Carat is a measurement of a diamond’s weight and size, not to be confused with “karat”, which is used to determine the purity of gold. The term carat originates from the Greek term keratin for “fruit of the carob”. Carob seeds were used for precision weighing of gold and gemstones, since it was thought that carob seeds had a uniform weight. The modern carat, known as the metric carat, was adopted in 1907, and is a simple measurement of weight used for the evaluation of all gemstones.
The weight of any gemstone is measured in carats (ct); one carat is equal to 0.20 grams. Carat weight alone does not define a diamond’s value. Two diamonds of equal weight can vary widely in price because of quality differences. When considering diamonds of equal quality, the larger ones will have more value.

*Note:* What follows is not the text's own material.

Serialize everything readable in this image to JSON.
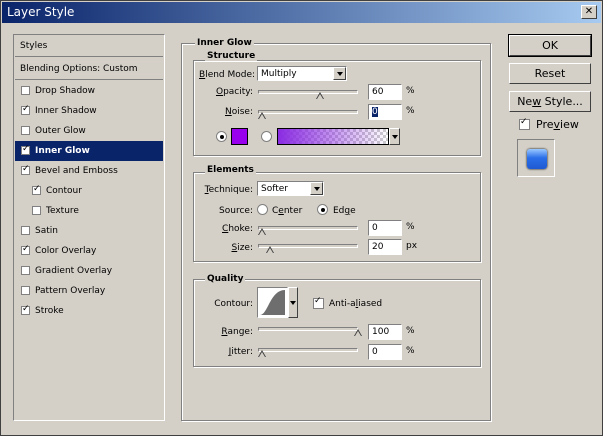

Although larger stones are often thought to be more expensive and desirable it is important to remember that a diamond’s value is determined using all the 4Cs, not just their carat weight.